Life comes with its fair share of challenges, no matter how big or small. The unknown is scary, but it's vital to learning oneself and growing into their purpose in life. Sumter High's Jeshua Espiritu knows a thing or two about that.

Jeshua isn't your average teenager. Sure, you can catch him on the tennis court, throwing a couple of mean serves or hanging out with a few friends minutes before a National Honor Society meeting. But you can also catch the 18-year-old giving speeches at international summits to his peers from countries far and wide as the president of Junior Civitan International Club.

Jeshua's journey to international leader wasn't without its challenges. Born in the Philippines, he and his family immigrated to the United States when he was seven. At such a tender age, Jeshua faced the daunting task of adapting to a new culture and new environment. Soon enough, he would find his footing and embrace the opportunities that came his way - including becoming president of Junior Civitan International.

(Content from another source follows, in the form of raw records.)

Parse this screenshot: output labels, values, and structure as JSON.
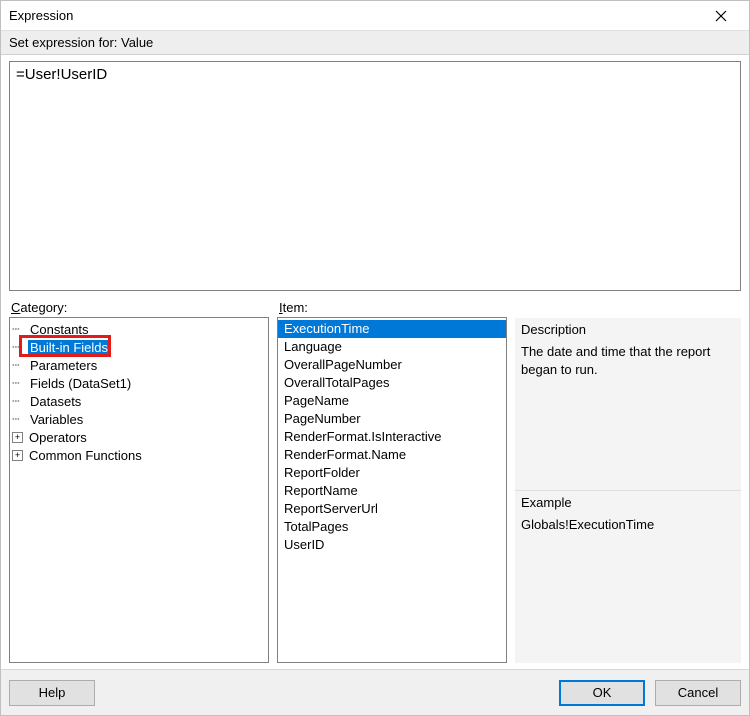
{
  "window": {
    "title": "Expression"
  },
  "subheader": {
    "label_prefix": "Set expression for: ",
    "target": "Value"
  },
  "editor": {
    "value": "=User!UserID"
  },
  "labels": {
    "category": "Category:",
    "item": "Item:",
    "description": "Description",
    "example": "Example"
  },
  "category": {
    "items": [
      {
        "label": "Constants",
        "expander": null,
        "indent": true,
        "selected": false
      },
      {
        "label": "Built-in Fields",
        "expander": null,
        "indent": true,
        "selected": true
      },
      {
        "label": "Parameters",
        "expander": null,
        "indent": true,
        "selected": false
      },
      {
        "label": "Fields (DataSet1)",
        "expander": null,
        "indent": true,
        "selected": false
      },
      {
        "label": "Datasets",
        "expander": null,
        "indent": true,
        "selected": false
      },
      {
        "label": "Variables",
        "expander": null,
        "indent": true,
        "selected": false
      },
      {
        "label": "Operators",
        "expander": "+",
        "indent": false,
        "selected": false
      },
      {
        "label": "Common Functions",
        "expander": "+",
        "indent": false,
        "selected": false
      }
    ]
  },
  "item": {
    "items": [
      {
        "label": "ExecutionTime",
        "selected": true
      },
      {
        "label": "Language",
        "selected": false
      },
      {
        "label": "OverallPageNumber",
        "selected": false
      },
      {
        "label": "OverallTotalPages",
        "selected": false
      },
      {
        "label": "PageName",
        "selected": false
      },
      {
        "label": "PageNumber",
        "selected": false
      },
      {
        "label": "RenderFormat.IsInteractive",
        "selected": false
      },
      {
        "label": "RenderFormat.Name",
        "selected": false
      },
      {
        "label": "ReportFolder",
        "selected": false
      },
      {
        "label": "ReportName",
        "selected": false
      },
      {
        "label": "ReportServerUrl",
        "selected": false
      },
      {
        "label": "TotalPages",
        "selected": false
      },
      {
        "label": "UserID",
        "selected": false
      }
    ]
  },
  "description_text": "The date and time that the report began to run.",
  "example_text": "Globals!ExecutionTime",
  "footer": {
    "help": "Help",
    "ok": "OK",
    "cancel": "Cancel"
  }
}
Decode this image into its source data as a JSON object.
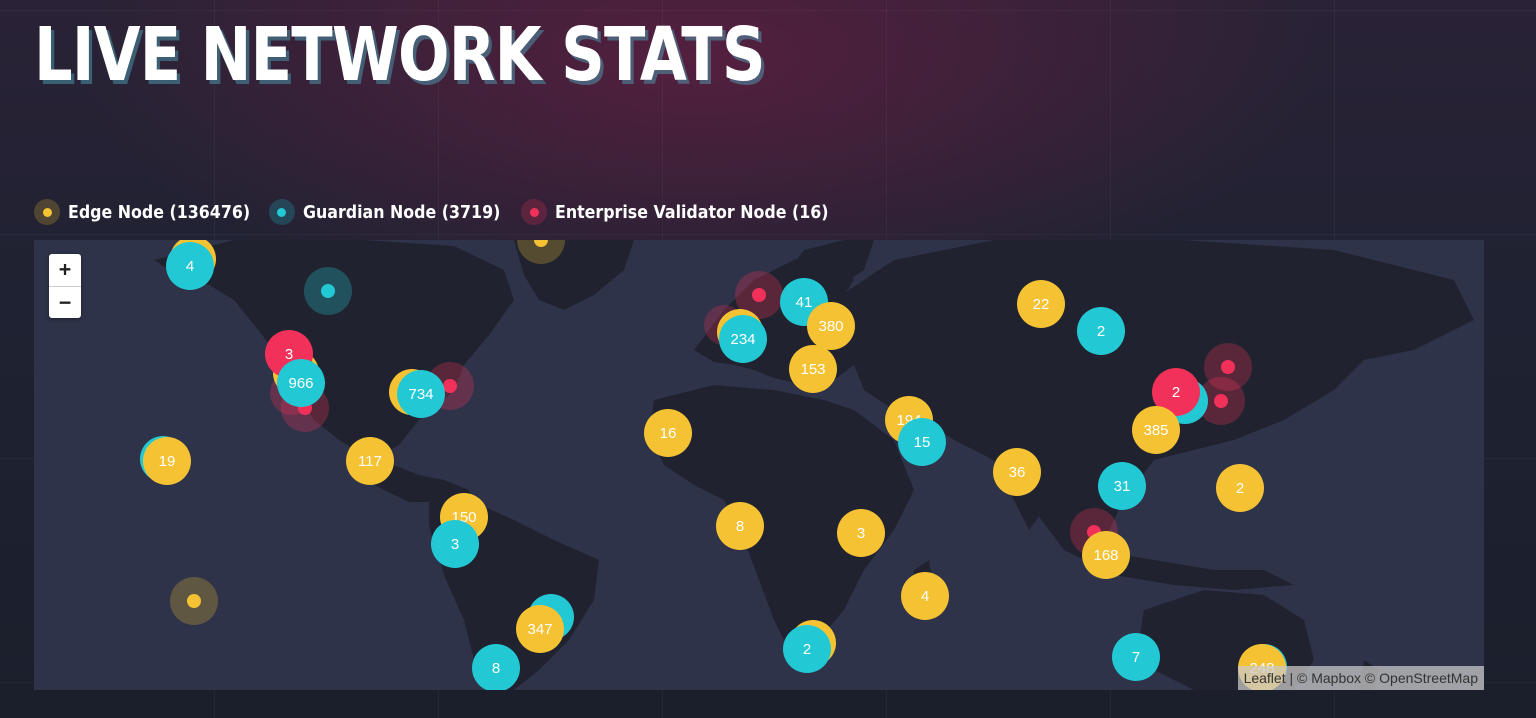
{
  "title": "LIVE NETWORK STATS",
  "legend": [
    {
      "label": "Edge Node (136476)",
      "color": "#f5c233"
    },
    {
      "label": "Guardian Node (3719)",
      "color": "#22c9d4"
    },
    {
      "label": "Enterprise Validator Node (16)",
      "color": "#f2315a"
    }
  ],
  "colors": {
    "edge": "#f5c233",
    "guardian": "#22c9d4",
    "enterprise": "#f2315a"
  },
  "zoom": {
    "in_label": "+",
    "out_label": "−"
  },
  "clusters": [
    {
      "label": "4",
      "type": "guardian"
    },
    {
      "label": "3",
      "type": "enterprise"
    },
    {
      "label": "966",
      "type": "guardian"
    },
    {
      "label": "734",
      "type": "guardian"
    },
    {
      "label": "19",
      "type": "edge"
    },
    {
      "label": "117",
      "type": "edge"
    },
    {
      "label": "150",
      "type": "edge"
    },
    {
      "label": "3",
      "type": "guardian"
    },
    {
      "label": "347",
      "type": "edge"
    },
    {
      "label": "8",
      "type": "guardian"
    },
    {
      "label": "41",
      "type": "guardian"
    },
    {
      "label": "380",
      "type": "edge"
    },
    {
      "label": "234",
      "type": "guardian"
    },
    {
      "label": "153",
      "type": "edge"
    },
    {
      "label": "16",
      "type": "edge"
    },
    {
      "label": "194",
      "type": "edge"
    },
    {
      "label": "15",
      "type": "guardian"
    },
    {
      "label": "8",
      "type": "edge"
    },
    {
      "label": "3",
      "type": "edge"
    },
    {
      "label": "4",
      "type": "edge"
    },
    {
      "label": "2",
      "type": "guardian"
    },
    {
      "label": "22",
      "type": "edge"
    },
    {
      "label": "2",
      "type": "guardian"
    },
    {
      "label": "36",
      "type": "edge"
    },
    {
      "label": "31",
      "type": "guardian"
    },
    {
      "label": "168",
      "type": "edge"
    },
    {
      "label": "2",
      "type": "enterprise"
    },
    {
      "label": "385",
      "type": "edge"
    },
    {
      "label": "2",
      "type": "edge"
    },
    {
      "label": "7",
      "type": "guardian"
    },
    {
      "label": "248",
      "type": "edge"
    }
  ],
  "attribution": {
    "leaflet": "Leaflet",
    "separator": " | © ",
    "mapbox": "Mapbox",
    "osm_prefix": " © ",
    "osm": "OpenStreetMap"
  }
}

Founded in 1927, Junior Civitan International brings together thousands of middle and high school students across the globe to participate in service projects like school cleanups, collection drives, awareness campaigns and volunteer activities at local agencies or in their own schools and communities. During its existence, the club has elected 50 presidents with Jeshua being the 51st. According to Sumter Junior Civitan Advisor Kyle Austin, Jeshua is the first president of the organization from Sumter.

"It's a big deal because the spot is obviously a little hard to come by, especially in an organization as big as ours," Jeshua said. "You actually have to put yourself out there, not only within Sumter, not only within South Carolina, but the entire organization."

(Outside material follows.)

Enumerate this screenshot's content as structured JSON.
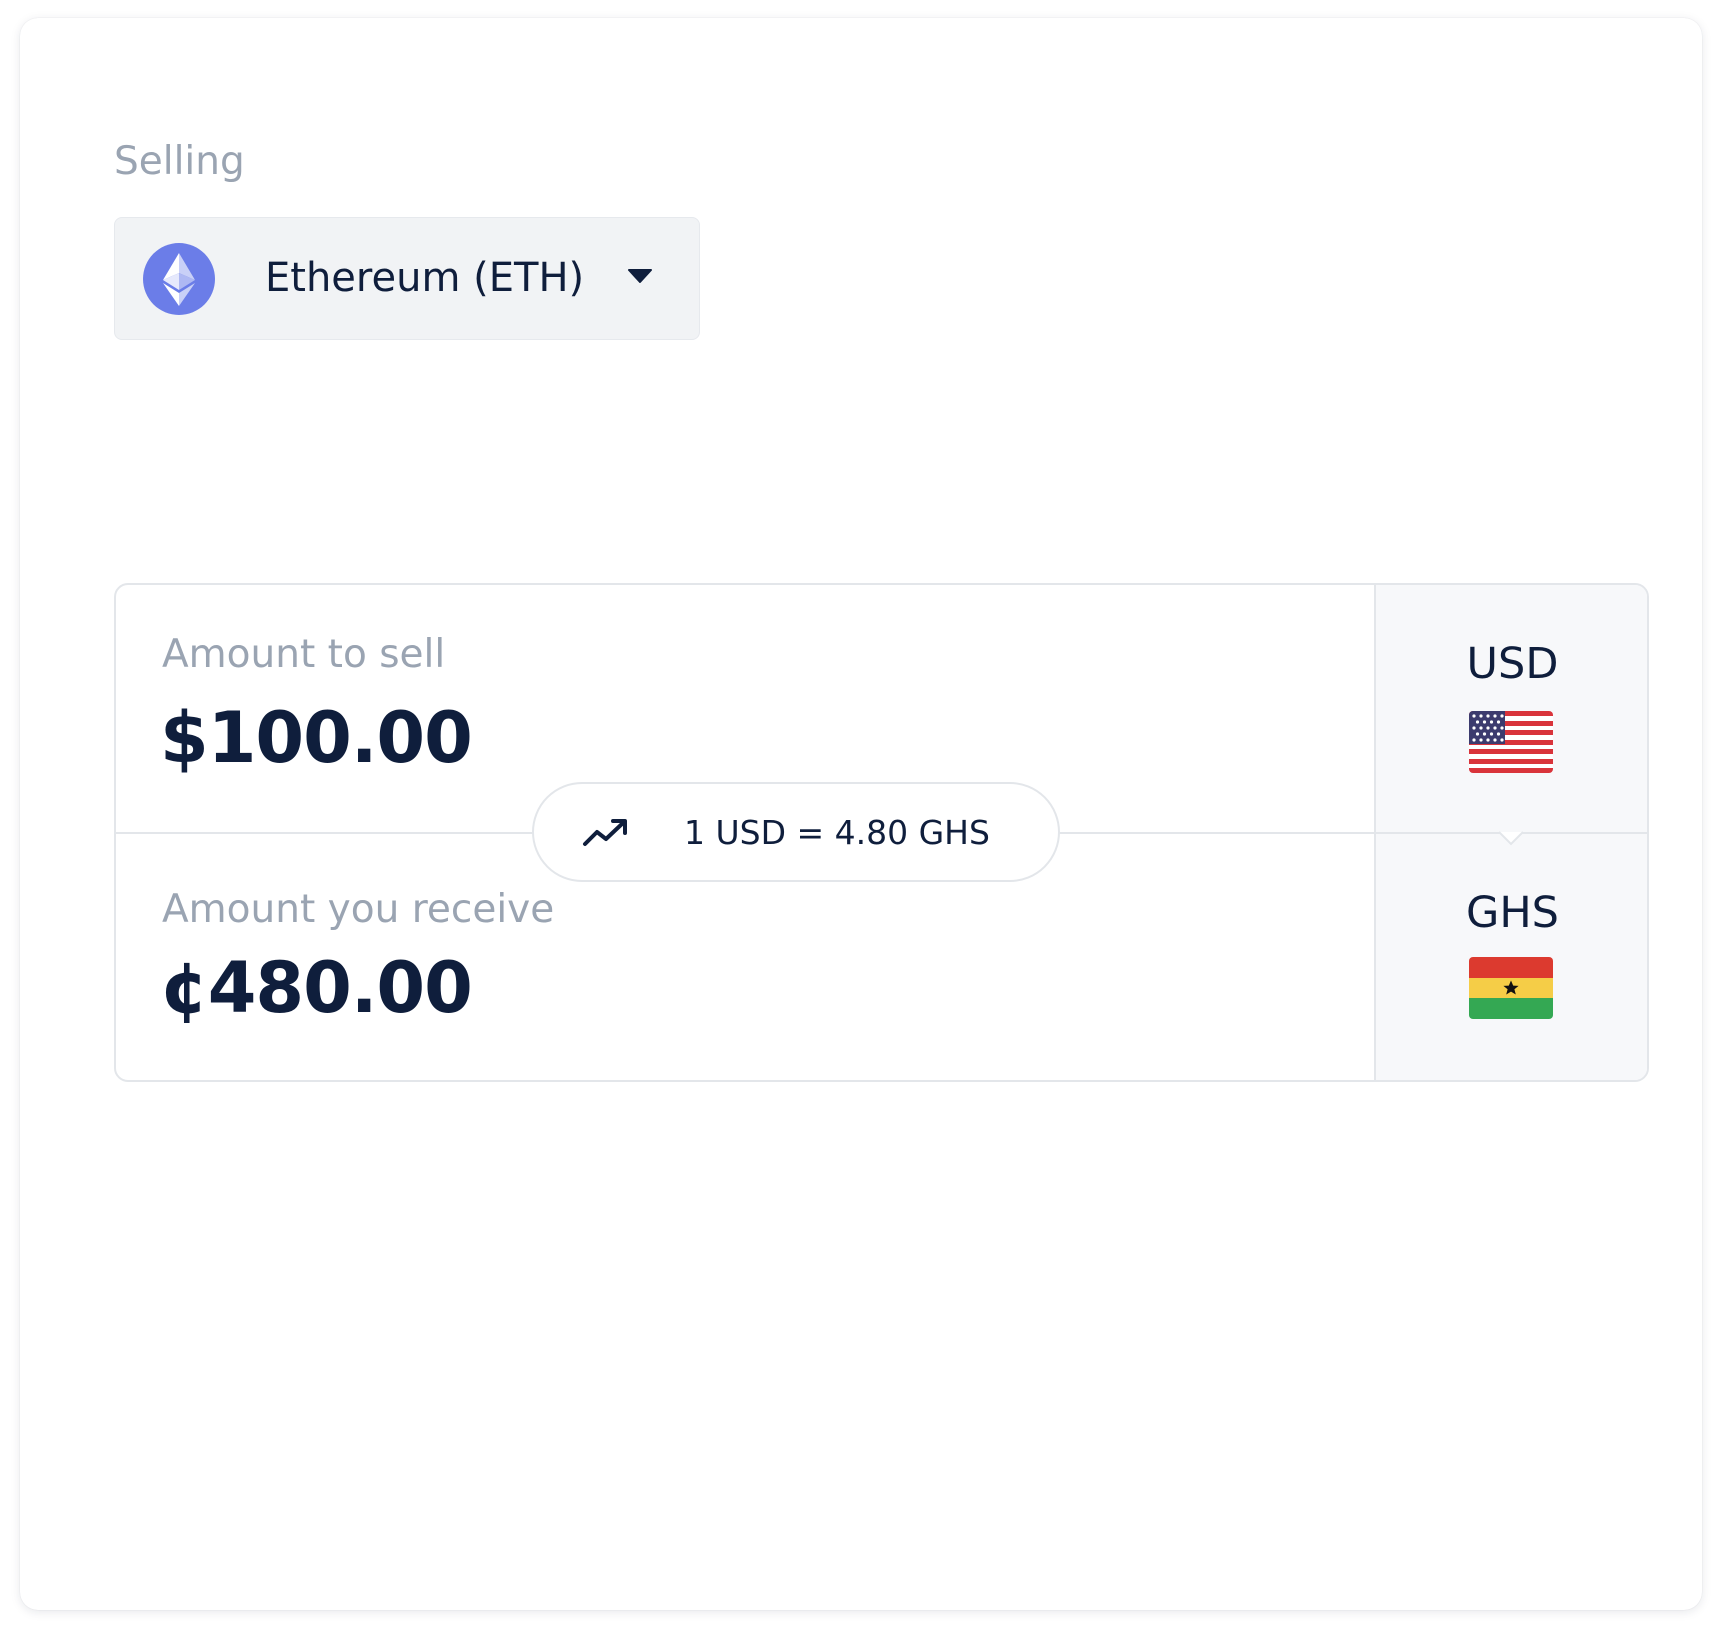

"Coming into this role was a little scary for me," Jeshua admitted. Being president requires him to handle the logistics of the club, from running meetings to making agendas to speaking in front of a room full of the organization's executive leaders and his peers - a fear Jeshua was forced to face head on recently in Birmingham, Alabama.

In February, Junior Civitan members gathered for its annual leadership summit. There, Jeshua would introduce the keynote speakers for the banquet as well as give a speech of his own. Public speaking was not his strong suit in years past, and like many teenagers, he grappled with nerves and self-doubt whenever he had to speak in front of a crowd. But he challenged himself, pushing himself out of his comfort zone and gradually building confidence in his communication skills and his abilities as a leader.

"I think that's what's important to emphasize [about] being a leader; it is that you do not need to have 100% experience being in a leadership position and accepting those fears and understanding that it might happen, which it did to me," he expressed. "Sometimes, I've had those brain fart moments when I'm speaking and just not knowing what I'm about to say next."

"Public speaking was not a strong suit, but through trial and error and through understanding what it means to be a leader, I got way better at it and, like I said, I gave a speech Sunday night, which I hope inspired a lot of Junior Civitans."

His speech focused on overcoming fear. Since his freshman year, taking on several roles within the organization - from state district governor to region director to now president - he realized he had to be a role model to the younger Civitans, which included facing his own fears.

"Coming into a leadership position, don't expect to be 100% successful," he advised his peers in Alabama. "Expect failure because it's only then that you can learn from it and gain experience from it."

Jeshua has plans to give back to Sumter the support given to him before turning his tassel at graduation this May, from the unwavering support of the community to mentors, like his local Junior Civitan advisor "Mr. Austin," who encouraged him and was a voice of reason during his toughest times. As much as overcoming his public speaking jitters and embracing failure as a steppingstone of success benefited him, he hopes his determination and courage will inspire the next generation to pursue their passions and lead fearlessly.